Kosovo has declared Wednesday a national day of mourning for the late US president George H.W. Bush, who was seen as an early ally of the ethnic Albanians in the former Serbian province.
Passionately pro-US, Kosovo flies American flags in front of many government offices and businesses in a sign of gratitude for the US-led NATO intervention that helped severe it from Serbia in 1999.
President Hashim Thaci’s office said in a statement Tuesday that on Wednesday, the day of Bush’s funeral, Kosovo flags will be flown at half-mast across the country in his honour.
It will be a “sign of state and civic respect for (Bush’s) contribution to the freedom of Kosovo”, the statement said.
The statement added that morning classes in Kosovo schools on Wednesday will be dedicated to the US leader.
In the 1990s, Bush’s administration showed an early interest in the plight of ethnic Albanians in Kosovo who were marginalised under Serbian rule.
His government hosted Kosovo Albanians in Washington and in 1992 he warned then-Serbian strongman Slobodan Milosevic that the US would respond militarily if Serb troops started a war in Kosovo.

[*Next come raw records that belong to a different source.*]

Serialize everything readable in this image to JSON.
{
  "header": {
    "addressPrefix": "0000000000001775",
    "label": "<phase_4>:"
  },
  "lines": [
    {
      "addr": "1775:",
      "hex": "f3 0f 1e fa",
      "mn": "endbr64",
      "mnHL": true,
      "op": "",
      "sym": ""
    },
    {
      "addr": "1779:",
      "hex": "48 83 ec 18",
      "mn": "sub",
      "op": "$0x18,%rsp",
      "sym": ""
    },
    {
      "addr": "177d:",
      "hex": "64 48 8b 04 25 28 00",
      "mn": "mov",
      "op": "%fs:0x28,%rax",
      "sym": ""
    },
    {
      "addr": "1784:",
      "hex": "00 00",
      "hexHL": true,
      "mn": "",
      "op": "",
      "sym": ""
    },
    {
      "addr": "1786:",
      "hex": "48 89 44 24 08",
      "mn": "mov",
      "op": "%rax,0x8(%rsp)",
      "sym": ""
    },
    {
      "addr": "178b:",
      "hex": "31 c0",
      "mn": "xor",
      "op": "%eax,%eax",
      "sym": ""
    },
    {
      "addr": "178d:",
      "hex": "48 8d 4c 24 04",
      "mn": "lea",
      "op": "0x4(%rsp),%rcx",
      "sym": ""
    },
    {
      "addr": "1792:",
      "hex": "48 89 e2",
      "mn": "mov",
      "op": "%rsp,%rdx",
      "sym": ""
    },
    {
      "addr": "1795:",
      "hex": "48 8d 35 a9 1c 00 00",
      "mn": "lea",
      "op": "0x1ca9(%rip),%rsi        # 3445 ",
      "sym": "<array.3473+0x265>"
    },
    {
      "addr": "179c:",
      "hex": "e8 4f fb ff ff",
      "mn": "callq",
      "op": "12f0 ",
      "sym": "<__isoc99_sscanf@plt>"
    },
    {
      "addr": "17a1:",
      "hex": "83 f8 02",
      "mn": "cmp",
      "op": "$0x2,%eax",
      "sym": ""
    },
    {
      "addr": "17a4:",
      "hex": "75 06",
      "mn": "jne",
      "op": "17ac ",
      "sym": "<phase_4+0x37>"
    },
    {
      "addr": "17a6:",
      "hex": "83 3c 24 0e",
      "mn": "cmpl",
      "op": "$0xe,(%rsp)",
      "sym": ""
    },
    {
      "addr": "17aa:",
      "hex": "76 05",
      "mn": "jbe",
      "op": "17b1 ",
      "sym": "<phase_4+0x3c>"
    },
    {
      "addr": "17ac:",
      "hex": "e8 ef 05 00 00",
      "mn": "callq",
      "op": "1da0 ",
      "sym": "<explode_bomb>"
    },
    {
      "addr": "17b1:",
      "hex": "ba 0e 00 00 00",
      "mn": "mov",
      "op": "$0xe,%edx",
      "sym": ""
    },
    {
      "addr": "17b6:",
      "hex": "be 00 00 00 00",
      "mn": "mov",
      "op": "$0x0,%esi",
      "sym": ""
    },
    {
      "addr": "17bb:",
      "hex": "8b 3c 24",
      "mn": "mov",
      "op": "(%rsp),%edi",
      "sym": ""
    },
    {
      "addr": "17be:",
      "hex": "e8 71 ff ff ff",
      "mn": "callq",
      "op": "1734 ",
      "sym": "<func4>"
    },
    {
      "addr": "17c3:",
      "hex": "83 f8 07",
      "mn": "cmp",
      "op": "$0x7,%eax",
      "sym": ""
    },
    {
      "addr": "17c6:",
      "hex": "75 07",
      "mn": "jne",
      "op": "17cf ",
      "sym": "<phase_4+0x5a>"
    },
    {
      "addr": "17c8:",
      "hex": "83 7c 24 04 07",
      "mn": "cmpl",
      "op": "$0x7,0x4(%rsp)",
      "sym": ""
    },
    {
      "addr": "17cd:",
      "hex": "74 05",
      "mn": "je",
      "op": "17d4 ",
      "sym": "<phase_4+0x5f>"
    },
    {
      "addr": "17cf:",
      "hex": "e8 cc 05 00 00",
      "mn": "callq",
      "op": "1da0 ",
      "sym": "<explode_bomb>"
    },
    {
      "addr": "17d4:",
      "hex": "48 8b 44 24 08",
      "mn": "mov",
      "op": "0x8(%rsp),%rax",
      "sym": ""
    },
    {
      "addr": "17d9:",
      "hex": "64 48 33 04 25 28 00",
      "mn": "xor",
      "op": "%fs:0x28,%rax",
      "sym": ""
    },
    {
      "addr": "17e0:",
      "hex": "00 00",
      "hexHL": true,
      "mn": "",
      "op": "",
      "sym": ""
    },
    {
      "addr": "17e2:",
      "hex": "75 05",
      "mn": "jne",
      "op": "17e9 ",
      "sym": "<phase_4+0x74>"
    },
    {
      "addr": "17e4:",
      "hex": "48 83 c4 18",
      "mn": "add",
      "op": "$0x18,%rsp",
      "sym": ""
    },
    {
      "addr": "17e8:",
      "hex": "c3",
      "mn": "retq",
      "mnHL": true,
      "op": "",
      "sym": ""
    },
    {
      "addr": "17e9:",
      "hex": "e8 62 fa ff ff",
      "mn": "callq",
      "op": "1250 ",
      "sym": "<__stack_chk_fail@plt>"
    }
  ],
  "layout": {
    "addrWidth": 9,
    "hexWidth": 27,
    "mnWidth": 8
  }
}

Less than a decade later war broke out between Serbian troops and ethnic Albanian guerillas.
In 1999, a US-led NATO air campaign forced Serbia to withdraw, ending the conflict and paving the way for Kosovo to declare independence in 2008.
A main street in the capital Pristina is also named after the late Bush’s son and also an ex-president, George W. Bush, whose administration lent key support when Kosovo declared independence.
Bill Clinton, who was US president during the NATO bombing, is also celebrated with his own boulevard and a statue on a Pristina street corner.